She told the court: "What I saw from the first time I saw him was a man who was heartbroken... he cried, he was in mourning, he suffered emotionally."
She said that when she sat with Pistorius in the cells at the time of his initial court hearings he vomited twice and told her he shot Reeva Steenkamp accidentally.
Ms van Schalkwyk denied feeling sorry for Pistorius, saying: "After 24 years in probation you've got empathy. There's a difference."
Prosecutor Gerrie Nel said her evidence should be inadmissable because it did not relate directly to the charges - but Judge Thokozile Masipa turned down his objections, pointing out that he had earlier questioned the Paralympian's sincerity.
Anaesthetist Professor Christina Lundgren cast doubt on prosecution claims that Oscar Pistorius had a late-night argument with Ms Steenkamp before he shot her.
State Pathologist Professor Gert Saayman has previously testified that food found in Ms Steenkamp's stomach had been eaten no more than two hours before she was shot dead at 3am on February 14, 2013.
His evidence challenged Pistorius' claim that she ate early the previous evening and suggested she was awake when a neighbour said she heard what sounded like a woman arguing in the house where Pistorius shot her.
But Prof Lundgren said the prosecution case that Ms Steenkamp's stomach should have been empty if Pistorius was telling the truth was "purely speculative".
She explained that before surgery patients are typically told not to eat for six hours to ensure their stomachs are empty.
But she said some ingredients in a chicken stir-fry Ms Steenkamp ate, such as vegetables and fatty foods, could take longer to digest, while her yoga session before going to bed could also delay the process.
Mr Nel worked to eliminate the factors that could have delayed the digestion process in Ms Steenkamp's case, saying that she had not drunk alcohol, smoked or taken medication and did not have an eating disorder.
He said that made Prof Saayman's evidence more probable.
The witness acknowledged to Mr Nel that if Ms Steenkamp had been involved in a long argument that caused her anxiety before her death, the gastric emptying process could have been delayed.
Forensic and ballistics expert Thomas Wolmarans said he found a bullet fragment in the toilet bowl in Pistorius' bathroom that police had missed during their examination.
He told the court about the devastating nature of the bullets fired by Pistorius - describing how they "mushroom" when they hit soft flesh, causing "a permanent cavity".

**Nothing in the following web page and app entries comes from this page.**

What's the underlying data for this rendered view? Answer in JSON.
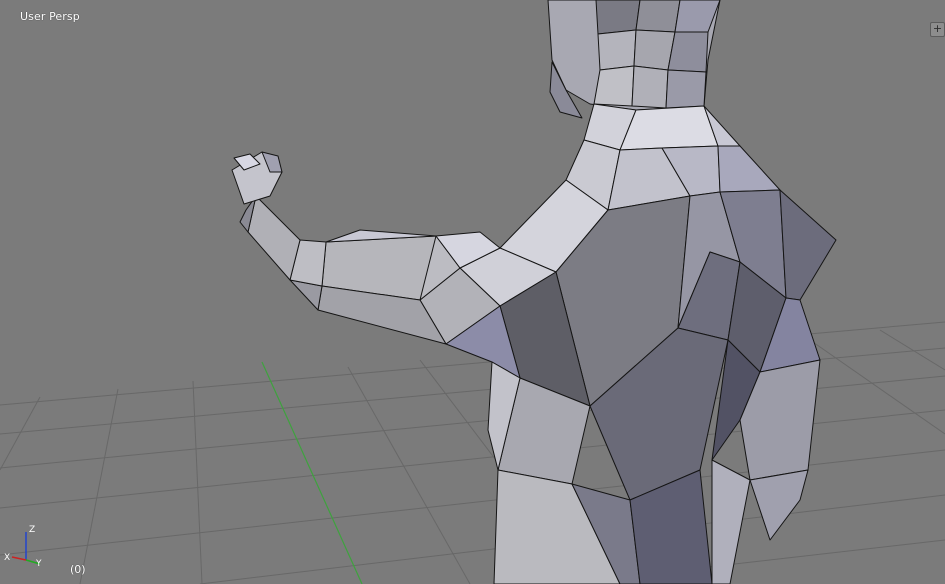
{
  "viewport": {
    "view_label": "User Persp",
    "frame_label": "(0)",
    "corner_widget": "+"
  },
  "axis_gizmo": {
    "x_label": "X",
    "y_label": "Y",
    "z_label": "Z",
    "colors": {
      "x": "#cc2222",
      "y": "#22aa22",
      "z": "#2244cc"
    }
  },
  "colors": {
    "background": "#7b7b7b",
    "grid_line": "#6a6a6a",
    "grid_axis_y": "#3ea23e",
    "mesh_edge": "#151515"
  }
}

Mr Wolmarans gave reasons why assumptions about the trajectory of the bullets that killed Ms Steenkamp may not be accurate, suggesting the wooden toilet door could have changed their course by several centimetres.

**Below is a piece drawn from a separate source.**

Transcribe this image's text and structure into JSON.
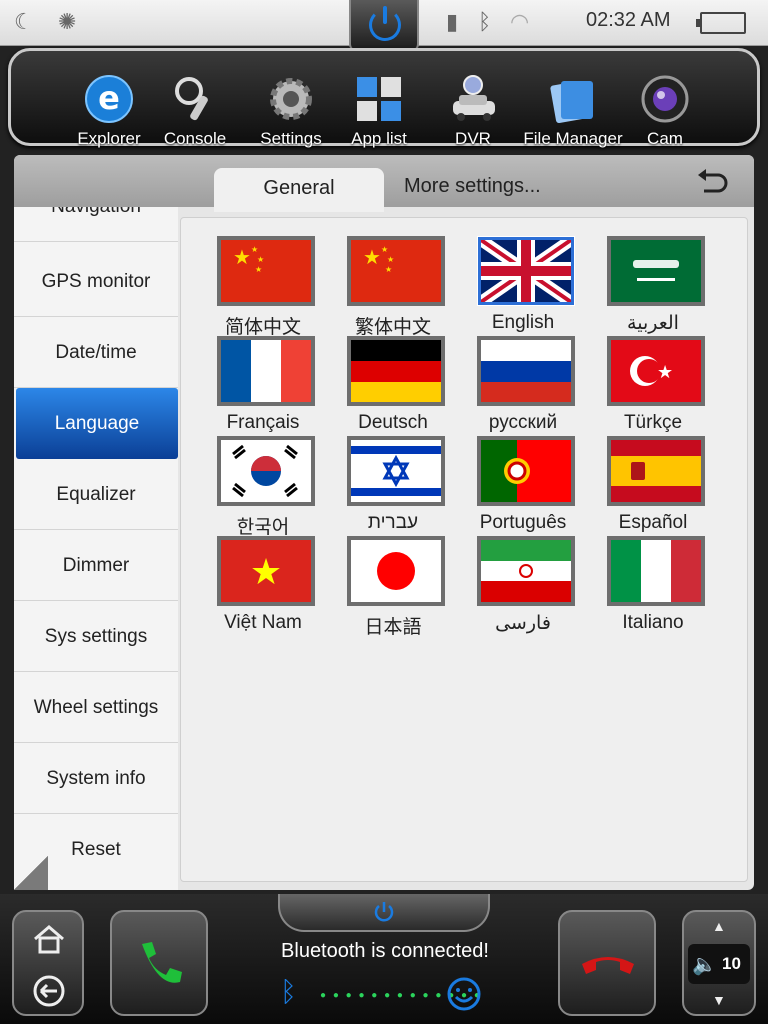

Pistorius is accused of murdering his girlfriend Reeva Steenkamp, but he claims he shot her by accident.